▸ WHAT THE TASK REQUIRES: Every entry is to be returned unchanged, and no picture is to be included.

▸ EXERCISE DATA:
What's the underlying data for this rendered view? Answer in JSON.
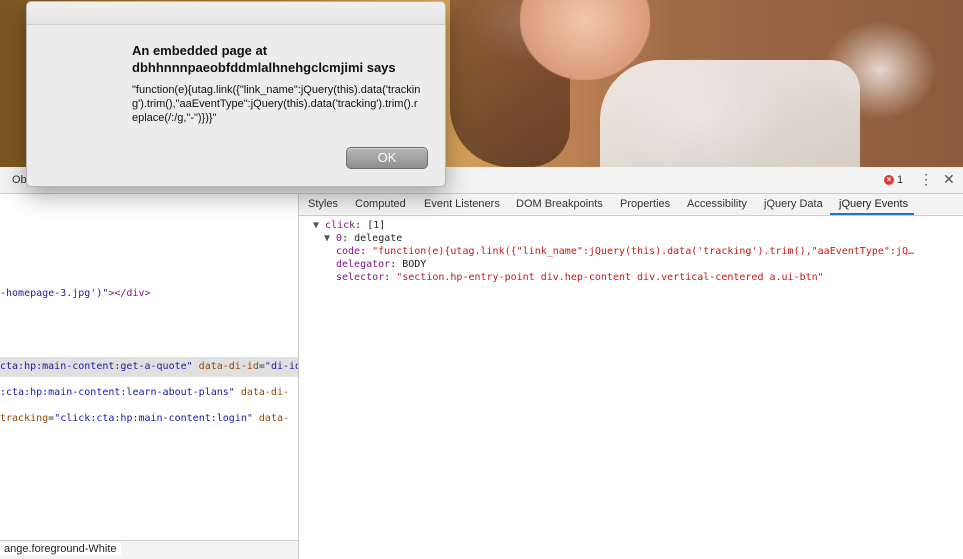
{
  "dialog": {
    "heading_line1": "An embedded page at",
    "heading_line2": "dbhhnnnpaeobfddmlalhnehgclcmjimi says",
    "message": "\"function(e){utag.link({\"link_name\":jQuery(this).data('tracking').trim(),\"aaEventType\":jQuery(this).data('tracking').trim().replace(/:/g,\"-\")})}\"",
    "ok_label": "OK"
  },
  "devtools": {
    "left_tab_partial": "Ob",
    "error_count": "1",
    "error_icon_glyph": "×",
    "menu_glyph": "⋮",
    "close_glyph": "✕",
    "tabs": [
      "Styles",
      "Computed",
      "Event Listeners",
      "DOM Breakpoints",
      "Properties",
      "Accessibility",
      "jQuery Data",
      "jQuery Events"
    ],
    "active_tab": "jQuery Events"
  },
  "elements": {
    "line1_a": "-homepage-3.jpg')\"",
    "line1_b": "></div>",
    "line2_a": "cta:hp:main-content:get-a-quote\"",
    "line2_b": " data-di-id",
    "line2_c": "=",
    "line2_d": "\"di-id-",
    "line3_a": ":cta:hp:main-content:learn-about-plans\"",
    "line3_b": " data-di-",
    "line4_a": "tracking",
    "line4_b": "=",
    "line4_c": "\"click:cta:hp:main-content:login\"",
    "line4_d": " data-",
    "breadcrumb": "ange.foreground-White"
  },
  "events": {
    "event_key": "click",
    "event_count": ": [1]",
    "item_key": "0",
    "item_value": ": delegate",
    "code_key": "code",
    "code_value": "\"function(e){utag.link({\"link_name\":jQuery(this).data('tracking').trim(),\"aaEventType\":jQ…",
    "delegator_key": "delegator",
    "delegator_value": "BODY",
    "selector_key": "selector",
    "selector_value": "\"section.hp-entry-point div.hep-content div.vertical-centered a.ui-btn\""
  },
  "colors": {
    "accent_tab": "#1a73e8",
    "error_red": "#e0393e",
    "string_red": "#c41a16",
    "key_purple": "#881280"
  }
}
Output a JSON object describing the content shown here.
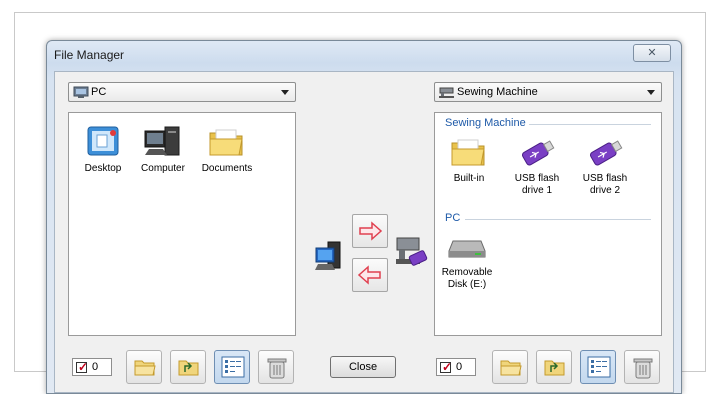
{
  "window": {
    "title": "File Manager",
    "close_glyph": "✕"
  },
  "left": {
    "source_label": "PC",
    "items": [
      {
        "label": "Desktop",
        "icon": "desktop-icon"
      },
      {
        "label": "Computer",
        "icon": "computer-icon"
      },
      {
        "label": "Documents",
        "icon": "folder-icon"
      }
    ],
    "count": "0"
  },
  "right": {
    "source_label": "Sewing Machine",
    "groups": [
      {
        "title": "Sewing Machine",
        "items": [
          {
            "label": "Built-in",
            "icon": "folder-icon"
          },
          {
            "label": "USB flash drive 1",
            "icon": "usb-drive-icon"
          },
          {
            "label": "USB flash drive 2",
            "icon": "usb-drive-icon"
          }
        ]
      },
      {
        "title": "PC",
        "items": [
          {
            "label": "Removable Disk (E:)",
            "icon": "removable-disk-icon"
          }
        ]
      }
    ],
    "count": "0"
  },
  "buttons": {
    "close_label": "Close"
  },
  "colors": {
    "accent": "#1e5aa8",
    "arrow": "#e04050",
    "usb": "#7a3fc4"
  }
}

▸ REPLY:
What's the underlying data for this rendered view? Answer in JSON.
{
  "dialog": {
    "heading_line1": "An embedded page at",
    "heading_line2": "dbhhnnnpaeobfddmlalhnehgclcmjimi says",
    "message": "\"function(e){utag.link({\"link_name\":jQuery(this).data('tracking').trim(),\"aaEventType\":jQuery(this).data('tracking').trim().replace(/:/g,\"-\")})}\"",
    "ok_label": "OK"
  },
  "devtools": {
    "left_tab_partial": "Ob",
    "error_count": "1",
    "error_icon_glyph": "×",
    "menu_glyph": "⋮",
    "close_glyph": "✕",
    "tabs": [
      "Styles",
      "Computed",
      "Event Listeners",
      "DOM Breakpoints",
      "Properties",
      "Accessibility",
      "jQuery Data",
      "jQuery Events"
    ],
    "active_tab": "jQuery Events"
  },
  "elements": {
    "line1_a": "-homepage-3.jpg')\"",
    "line1_b": "></div>",
    "line2_a": "cta:hp:main-content:get-a-quote\"",
    "line2_b": " data-di-id",
    "line2_c": "=",
    "line2_d": "\"di-id-",
    "line3_a": ":cta:hp:main-content:learn-about-plans\"",
    "line3_b": " data-di-",
    "line4_a": "tracking",
    "line4_b": "=",
    "line4_c": "\"click:cta:hp:main-content:login\"",
    "line4_d": " data-",
    "breadcrumb": "ange.foreground-White"
  },
  "events": {
    "event_key": "click",
    "event_count": ": [1]",
    "item_key": "0",
    "item_value": ": delegate",
    "code_key": "code",
    "code_value": "\"function(e){utag.link({\"link_name\":jQuery(this).data('tracking').trim(),\"aaEventType\":jQ…",
    "delegator_key": "delegator",
    "delegator_value": "BODY",
    "selector_key": "selector",
    "selector_value": "\"section.hp-entry-point div.hep-content div.vertical-centered a.ui-btn\""
  },
  "colors": {
    "accent_tab": "#1a73e8",
    "error_red": "#e0393e",
    "string_red": "#c41a16",
    "key_purple": "#881280"
  }
}
Output a JSON object describing the content shown here.
{
  "window": {
    "title": "File Manager",
    "close_glyph": "✕"
  },
  "left": {
    "source_label": "PC",
    "items": [
      {
        "label": "Desktop",
        "icon": "desktop-icon"
      },
      {
        "label": "Computer",
        "icon": "computer-icon"
      },
      {
        "label": "Documents",
        "icon": "folder-icon"
      }
    ],
    "count": "0"
  },
  "right": {
    "source_label": "Sewing Machine",
    "groups": [
      {
        "title": "Sewing Machine",
        "items": [
          {
            "label": "Built-in",
            "icon": "folder-icon"
          },
          {
            "label": "USB flash drive 1",
            "icon": "usb-drive-icon"
          },
          {
            "label": "USB flash drive 2",
            "icon": "usb-drive-icon"
          }
        ]
      },
      {
        "title": "PC",
        "items": [
          {
            "label": "Removable Disk (E:)",
            "icon": "removable-disk-icon"
          }
        ]
      }
    ],
    "count": "0"
  },
  "buttons": {
    "close_label": "Close"
  },
  "colors": {
    "accent": "#1e5aa8",
    "arrow": "#e04050",
    "usb": "#7a3fc4"
  }
}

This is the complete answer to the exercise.